Agreed: $8 billion isn't that much to companies of that size.

I think the fine should be adjusted proportionally to the infringing company, but severe enough to deter anyone from attempting to do it. Thinking along the lines of 30+% of annual income which, for Samsung's case, would be $67.5+ billion. I'm sure that amount of money would make them think allot more before attempting these kind of practices.
Posted on Reply
#25
Arctucas
HTC said:
Ofc the fines benefit the Government but it's not that Government benefits: it's that the infringing companies get penalized.

If @ all possible (via legislation, perhaps), a good chunk of such fines should be distributed to those that applied for it, via proof they were among the victims (invoices).
And subsequently, the cost of those penalties will eventually get passed on to the end consumer anyway.

I agree that repaying those actually wronged would be the fairest solution.

newtekie1 said:
But you're argument is that the people that were ripped off, tax payers*, should instead pay more money in the form of taxes to pay for the imprisonment of these blue collar criminals? That doesn't make much sense to me.

The fines are a decent compromise. It takes away the thing that is currently most important to these people, their money.

However, the fines are not high enough, IMO. Samsung alone makes almost $225 Billion a year, so even if they get the maximum of $8 Billion in fines, it doesn't really deter them from continuing the practice of price fixing(obviously since this is like the 2nd or 3rd time they've been caught doing it). They need to be fined in the $100s of Billions against the company, as well as personal fines against the management people involved that is proportional to their yearly income, ~50% of their yearly income. The tiny monetary slaps on the wrist that they do right now does nothing to deter price fixing.

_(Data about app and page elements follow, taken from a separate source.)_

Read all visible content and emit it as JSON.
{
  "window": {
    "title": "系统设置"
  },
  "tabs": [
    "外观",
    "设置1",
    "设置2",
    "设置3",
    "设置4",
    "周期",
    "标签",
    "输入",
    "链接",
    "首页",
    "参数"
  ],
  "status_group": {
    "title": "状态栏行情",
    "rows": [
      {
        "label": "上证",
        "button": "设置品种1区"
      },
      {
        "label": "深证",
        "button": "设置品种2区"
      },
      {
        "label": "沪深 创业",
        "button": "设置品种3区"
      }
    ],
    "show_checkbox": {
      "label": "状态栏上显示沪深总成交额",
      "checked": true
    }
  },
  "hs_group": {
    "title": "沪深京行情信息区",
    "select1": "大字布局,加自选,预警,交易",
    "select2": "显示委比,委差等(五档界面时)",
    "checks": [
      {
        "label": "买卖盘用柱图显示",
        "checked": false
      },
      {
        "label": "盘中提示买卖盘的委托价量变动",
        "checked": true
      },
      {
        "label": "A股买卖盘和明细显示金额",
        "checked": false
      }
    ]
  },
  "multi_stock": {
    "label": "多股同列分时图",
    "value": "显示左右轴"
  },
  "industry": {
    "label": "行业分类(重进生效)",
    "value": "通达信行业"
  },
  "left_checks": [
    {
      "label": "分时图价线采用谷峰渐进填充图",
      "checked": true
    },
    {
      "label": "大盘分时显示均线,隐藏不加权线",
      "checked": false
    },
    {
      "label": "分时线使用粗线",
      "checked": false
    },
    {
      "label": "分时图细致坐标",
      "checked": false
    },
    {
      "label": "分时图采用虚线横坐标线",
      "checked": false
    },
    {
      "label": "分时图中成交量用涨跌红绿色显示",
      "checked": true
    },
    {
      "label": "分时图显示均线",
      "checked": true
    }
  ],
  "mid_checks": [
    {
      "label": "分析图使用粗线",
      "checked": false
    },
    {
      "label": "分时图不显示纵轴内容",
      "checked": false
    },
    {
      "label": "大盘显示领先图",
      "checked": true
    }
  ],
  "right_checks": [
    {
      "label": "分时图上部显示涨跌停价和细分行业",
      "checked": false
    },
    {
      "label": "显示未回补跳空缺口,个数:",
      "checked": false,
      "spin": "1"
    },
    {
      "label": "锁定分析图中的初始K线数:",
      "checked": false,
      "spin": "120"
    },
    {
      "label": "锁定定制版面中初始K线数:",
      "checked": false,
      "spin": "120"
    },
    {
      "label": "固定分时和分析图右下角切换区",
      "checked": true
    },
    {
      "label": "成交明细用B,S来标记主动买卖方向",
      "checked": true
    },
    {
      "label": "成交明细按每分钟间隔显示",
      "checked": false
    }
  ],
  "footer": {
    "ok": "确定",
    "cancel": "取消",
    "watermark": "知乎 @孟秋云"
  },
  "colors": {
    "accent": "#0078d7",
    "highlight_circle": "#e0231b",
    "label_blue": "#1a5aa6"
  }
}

*The argument can be made that essentially every tax payer is a victim here, since anyone with an any modern electronic device is effectively a victim. And there likely aren't a lot of tax payers that have no modern electronic device.
How many white collar criminals are we talking about, a few dozen? A mere drop in the bucket, and, any fines would more than pay for their incarceration anyway.

You would suggest crippling fines that could potentially cause many, many workers to lose their jobs, because the company may no longer have the resources to effectively maintain their workforce?
Posted on Reply
Add your own comment